  In The Wealth of Nations, we find Adam Smith’s famous assertion: “It is not from the benevolence of the butcher, the brewer, or the baker that we expect our dinner, but from their   regard to their own interest.” Is charity just another good like beer or bread? Is giving different than any consumption decision from which one could derive personal satisfaction and perhaps garner some measure of social esteem?
The fact that donors usually choose the minimum contribution for membership or award categories, and only infrequently give anonymously, suggests that altruism is not the sole motivation.
And are the motives and marketing of charities any different than those of Ford, Anheuser-Busch, or a cell-phone provider? Like any firm they use resources to produce goods and services that appeal to their customers. In fact, learning some economic principles and business strategies would make non-profit organizations more effective.

The 16th amendment, ratified in 1913, gave Congress the right to levy taxes on income. Four years later, Congress allowed taxpayers (who itemize) to exclude charitable contributions from their taxes.

Though the tax code and other mechanisms are rife with subventions for activities or behaviors we may want to encourage, including supporting sports teams, luring corporate headquarters, or home ownership, should charity for the wealthy be one of them? (Three biggest “tax charity” recipients are mortgage interest payers, those who receive non-taxable employer-provided health benefits, and donors to generously-defined charities.)
To wit:  For someone in a 30 percent tax bracket, that $1,000 United Way contribution only costs $700; $300 would have gone to the government otherwise. But a family in the bottom 40 percent of the income distribution that donates $1,000 to a church gets approximately $0 because it is unlikely to be paying any personal income tax at all, or at a far lower rate, so that gift may cost close to the full
The U.S. has the most generous tax incentives and also the most charitable giving. Coincidence?

Down the Road
The political left and right have proposed various tax-code revisions—capping the amount one could deduct from an itemized list, or broadening the tax base and lowering tax rates.
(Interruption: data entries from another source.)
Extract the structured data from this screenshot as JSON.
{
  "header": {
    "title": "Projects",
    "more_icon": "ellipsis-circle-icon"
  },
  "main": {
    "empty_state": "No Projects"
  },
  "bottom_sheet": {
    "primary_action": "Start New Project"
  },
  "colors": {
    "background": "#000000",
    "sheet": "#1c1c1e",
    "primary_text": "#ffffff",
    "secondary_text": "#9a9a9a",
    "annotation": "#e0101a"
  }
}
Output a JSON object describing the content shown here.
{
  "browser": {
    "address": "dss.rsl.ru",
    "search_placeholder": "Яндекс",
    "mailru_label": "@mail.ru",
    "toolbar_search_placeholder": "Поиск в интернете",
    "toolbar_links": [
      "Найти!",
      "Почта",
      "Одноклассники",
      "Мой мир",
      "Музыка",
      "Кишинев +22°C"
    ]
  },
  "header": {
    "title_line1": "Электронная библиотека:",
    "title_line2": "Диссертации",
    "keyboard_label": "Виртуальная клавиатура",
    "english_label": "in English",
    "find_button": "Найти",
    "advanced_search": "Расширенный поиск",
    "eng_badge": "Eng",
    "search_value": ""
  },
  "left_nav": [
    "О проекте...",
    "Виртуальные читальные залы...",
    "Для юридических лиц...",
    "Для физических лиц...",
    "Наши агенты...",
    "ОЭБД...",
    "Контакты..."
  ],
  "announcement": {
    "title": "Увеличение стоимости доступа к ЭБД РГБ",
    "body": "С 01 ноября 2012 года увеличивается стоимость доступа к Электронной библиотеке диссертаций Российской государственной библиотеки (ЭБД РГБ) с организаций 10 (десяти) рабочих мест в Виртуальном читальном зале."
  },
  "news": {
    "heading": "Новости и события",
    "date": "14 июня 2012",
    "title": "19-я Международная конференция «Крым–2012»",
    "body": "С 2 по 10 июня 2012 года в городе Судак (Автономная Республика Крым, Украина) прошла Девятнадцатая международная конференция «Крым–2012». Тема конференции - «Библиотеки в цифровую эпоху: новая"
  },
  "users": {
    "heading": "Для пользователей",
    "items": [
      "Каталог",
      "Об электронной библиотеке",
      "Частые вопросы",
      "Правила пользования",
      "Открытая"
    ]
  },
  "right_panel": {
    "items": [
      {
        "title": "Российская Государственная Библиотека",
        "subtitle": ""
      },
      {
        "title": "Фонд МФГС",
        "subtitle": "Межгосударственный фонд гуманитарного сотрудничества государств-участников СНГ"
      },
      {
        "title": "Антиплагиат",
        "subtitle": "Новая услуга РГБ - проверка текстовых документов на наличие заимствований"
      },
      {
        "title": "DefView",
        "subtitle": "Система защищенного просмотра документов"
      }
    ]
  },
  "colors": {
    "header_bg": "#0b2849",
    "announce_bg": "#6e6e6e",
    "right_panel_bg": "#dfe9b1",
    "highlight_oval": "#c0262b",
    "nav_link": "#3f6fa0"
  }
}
Both would effectively reduce the benefits of giving, especially at the top of the income ladder.
Perhaps one might want to tailor allowable deductions to match societal priorities—poverty v. education v. the environment v. abandoned animals v. disaster relief v. that second home v. political parties—thus redefining what constitutes charity and then prioritizing it. Doing them all is simply not an option: the “1%ers” don’t have that much money to confiscate!

Published: December 02, 2012
Issue: 2012 Philanthropy Issue